More photos at this link.

Cliffs But No Flora

Floras Falls Expedition Number TwoWednesday 24 January 2018 After the attempt to find Floras Falls in November I had put the falls way off in the back of my mind, thinking that was probably it.  However, Adrian gave some more thought then worked out another possible location. A warm day was predicted, but the morning was really a most pleasant temperature. After an hour we departed the track through bush burnt in the Molesworth fire of February 2013. We had walked about 300 metres into the bush and were quite surprised to come upon a hut ruin. The outline was obvious and the rocks making up the chimney end were standing to shoulder height and one part at head height.  A sandstone hearth was intact and apparently in good order. Scattered bits of tin and a water tank lay nearby.  Another surprise was a beer can that had been placed on a branch and a yellow tape tied to a tree, indicating a quite recent visitor. From here it was another 250 metres to a lookout to part of the Yellow Cliffs …

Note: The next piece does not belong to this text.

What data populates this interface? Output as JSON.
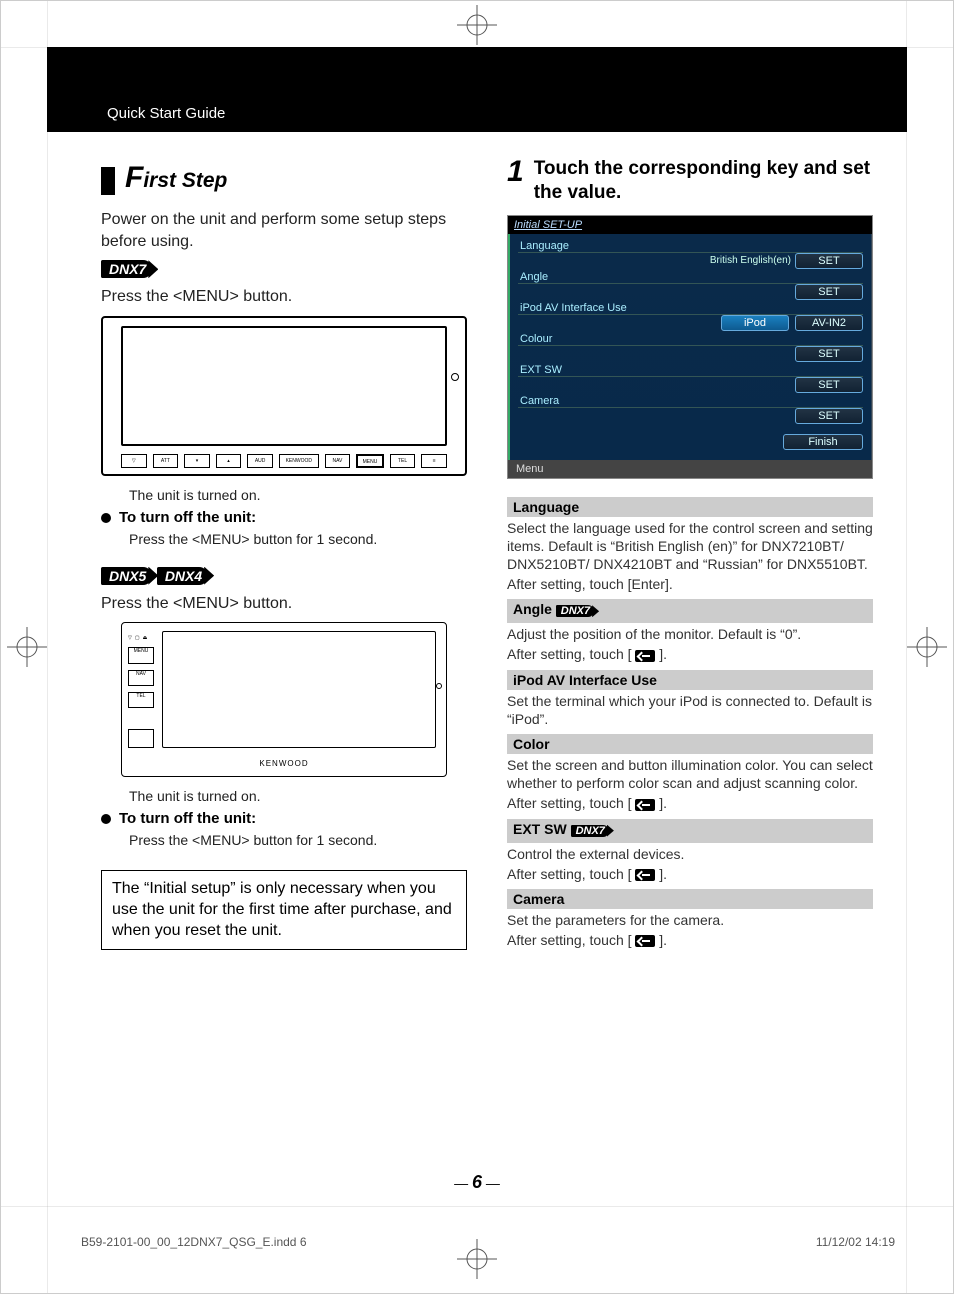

Mount Crooke

Friday 5 January 2018

The first part of the walk to Windy Moor is so familiar to us all, but never loses its attraction though. Once the middle of the moor crossing was reached we left the track and walked to the waterholes, which had ample water in them, and then located the main drainage creek of the area.  There was a little concern that it might be starting to dry up, which would make the planned camping there for the track workers due to start building a boardwalk there in February a bit dicey, however the creek had quite a good flow.

It was so nice there that a morning drink break was taken, before heading down Windy Moor to Davis River. Mostly the ground was reasonable to walk on and it is scenic with well-spaced Richea and other bushes together with the surrounding wooded ridges and hills.

Mount Crooke lies beyond the valley of the Davis and that is where dense patches of Richea and a host of other bushes grow thickly and make walking quite a bit tougher. Very few people visit,…

Bryans Beach Freycinet Peninsula

8-10 November 2017 Water had never been a problem on a walk to Freycinet, but it was seriously so on this one. Our plan was to camp at a small sandy bay near Hazards Beach and source water from Lagunta Creek, but on arrival there it was not running and decidedly dry. A short way up a shady pool did contain some that didn’t look too bad.

There was a school group in the camp site and they had collected water from cooks Beach, as did a couple just arriving from there. On the day we headed back there were two people camped and they told us that they went back to the carpark for water when they learnt of the shortage. We left the water to boil rapidly for over 3 minutes and fortunately had no ill effects.  As we were going on a walk to Bryans Beach on the middle day of our stay, a full bladder of good looking water was carried back from Cooks. Our inward journey was over the saddle and down all the new steps to Wineglass Bay and noticed with some concern that much of the lagoons were dry. Haz…

Missed and Mist

Adamsons PeakTuesday 28 November 2017
Any drizzle was expected to be gone by the time we started walking and it was, however the thing that was overlooked was the drenched vegetation left behind.   By the time Manuka Flat had been crossed I was thoroughly fed up with the constant dousing from the wet Bauera and other bushes and was pleased when Greg took over in front.
What happened on the next section remains a mystery to me, because somehow, I ended up in front.  Greg B stopped for a drink and I wondered on thinking I was following behind Greg K, but did start to wonder why I couldn’t see any of his boot marks in the mud.  Anyway, I got the plateau, which was in thick mist, but there was no sign of Greg.  I returned to the edge of the plateau and there was Greg just pushing through the thick and wet scrub pressing in on the track; Greg looked thoroughly soaked too.  His first words were “how did you get in front of me.”   A good question, I thought.  It seems that I walked past Greg …